[Input for this task]

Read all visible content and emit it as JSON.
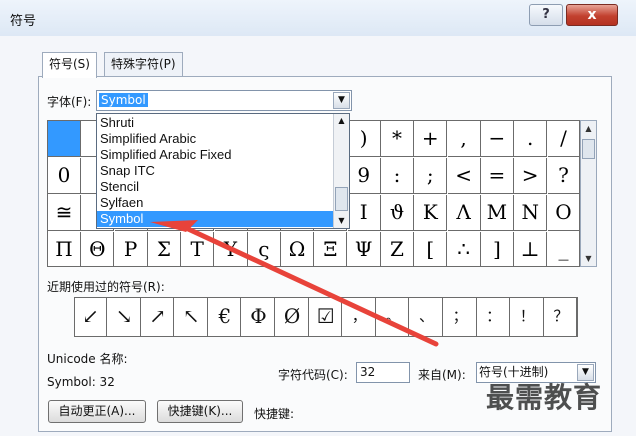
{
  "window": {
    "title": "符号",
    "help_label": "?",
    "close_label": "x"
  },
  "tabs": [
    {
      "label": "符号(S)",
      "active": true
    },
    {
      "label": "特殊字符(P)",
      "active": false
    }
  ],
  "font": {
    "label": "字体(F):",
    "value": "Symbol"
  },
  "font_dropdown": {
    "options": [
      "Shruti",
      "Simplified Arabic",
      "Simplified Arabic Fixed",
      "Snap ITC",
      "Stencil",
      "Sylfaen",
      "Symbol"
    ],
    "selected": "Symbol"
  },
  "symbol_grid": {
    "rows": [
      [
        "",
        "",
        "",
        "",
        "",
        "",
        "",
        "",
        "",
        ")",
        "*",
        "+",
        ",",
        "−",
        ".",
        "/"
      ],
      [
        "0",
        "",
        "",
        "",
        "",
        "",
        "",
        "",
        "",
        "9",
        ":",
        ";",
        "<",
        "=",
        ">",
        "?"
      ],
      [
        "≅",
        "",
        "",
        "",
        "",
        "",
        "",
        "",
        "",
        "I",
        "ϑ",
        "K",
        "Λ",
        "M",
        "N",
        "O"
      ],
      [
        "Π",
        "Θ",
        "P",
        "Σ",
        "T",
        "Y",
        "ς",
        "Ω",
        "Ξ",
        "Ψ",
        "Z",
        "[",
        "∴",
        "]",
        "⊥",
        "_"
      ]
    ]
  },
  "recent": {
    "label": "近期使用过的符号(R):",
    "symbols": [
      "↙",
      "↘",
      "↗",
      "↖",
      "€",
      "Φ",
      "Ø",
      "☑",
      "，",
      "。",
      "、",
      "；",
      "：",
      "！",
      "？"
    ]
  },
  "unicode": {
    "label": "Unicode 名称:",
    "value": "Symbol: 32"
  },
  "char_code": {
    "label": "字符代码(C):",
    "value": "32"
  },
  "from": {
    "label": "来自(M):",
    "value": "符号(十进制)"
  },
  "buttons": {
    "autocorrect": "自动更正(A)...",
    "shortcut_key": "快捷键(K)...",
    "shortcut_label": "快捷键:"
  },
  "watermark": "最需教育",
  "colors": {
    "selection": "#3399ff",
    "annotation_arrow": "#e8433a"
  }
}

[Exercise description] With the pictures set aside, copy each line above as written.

[Solved problem]
Read all visible content and emit it as JSON.
{
  "window": {
    "title": "符号",
    "help_label": "?",
    "close_label": "x"
  },
  "tabs": [
    {
      "label": "符号(S)",
      "active": true
    },
    {
      "label": "特殊字符(P)",
      "active": false
    }
  ],
  "font": {
    "label": "字体(F):",
    "value": "Symbol"
  },
  "font_dropdown": {
    "options": [
      "Shruti",
      "Simplified Arabic",
      "Simplified Arabic Fixed",
      "Snap ITC",
      "Stencil",
      "Sylfaen",
      "Symbol"
    ],
    "selected": "Symbol"
  },
  "symbol_grid": {
    "rows": [
      [
        "",
        "",
        "",
        "",
        "",
        "",
        "",
        "",
        "",
        ")",
        "*",
        "+",
        ",",
        "−",
        ".",
        "/"
      ],
      [
        "0",
        "",
        "",
        "",
        "",
        "",
        "",
        "",
        "",
        "9",
        ":",
        ";",
        "<",
        "=",
        ">",
        "?"
      ],
      [
        "≅",
        "",
        "",
        "",
        "",
        "",
        "",
        "",
        "",
        "I",
        "ϑ",
        "K",
        "Λ",
        "M",
        "N",
        "O"
      ],
      [
        "Π",
        "Θ",
        "P",
        "Σ",
        "T",
        "Y",
        "ς",
        "Ω",
        "Ξ",
        "Ψ",
        "Z",
        "[",
        "∴",
        "]",
        "⊥",
        "_"
      ]
    ]
  },
  "recent": {
    "label": "近期使用过的符号(R):",
    "symbols": [
      "↙",
      "↘",
      "↗",
      "↖",
      "€",
      "Φ",
      "Ø",
      "☑",
      "，",
      "。",
      "、",
      "；",
      "：",
      "！",
      "？"
    ]
  },
  "unicode": {
    "label": "Unicode 名称:",
    "value": "Symbol: 32"
  },
  "char_code": {
    "label": "字符代码(C):",
    "value": "32"
  },
  "from": {
    "label": "来自(M):",
    "value": "符号(十进制)"
  },
  "buttons": {
    "autocorrect": "自动更正(A)...",
    "shortcut_key": "快捷键(K)...",
    "shortcut_label": "快捷键:"
  },
  "watermark": "最需教育",
  "colors": {
    "selection": "#3399ff",
    "annotation_arrow": "#e8433a"
  }
}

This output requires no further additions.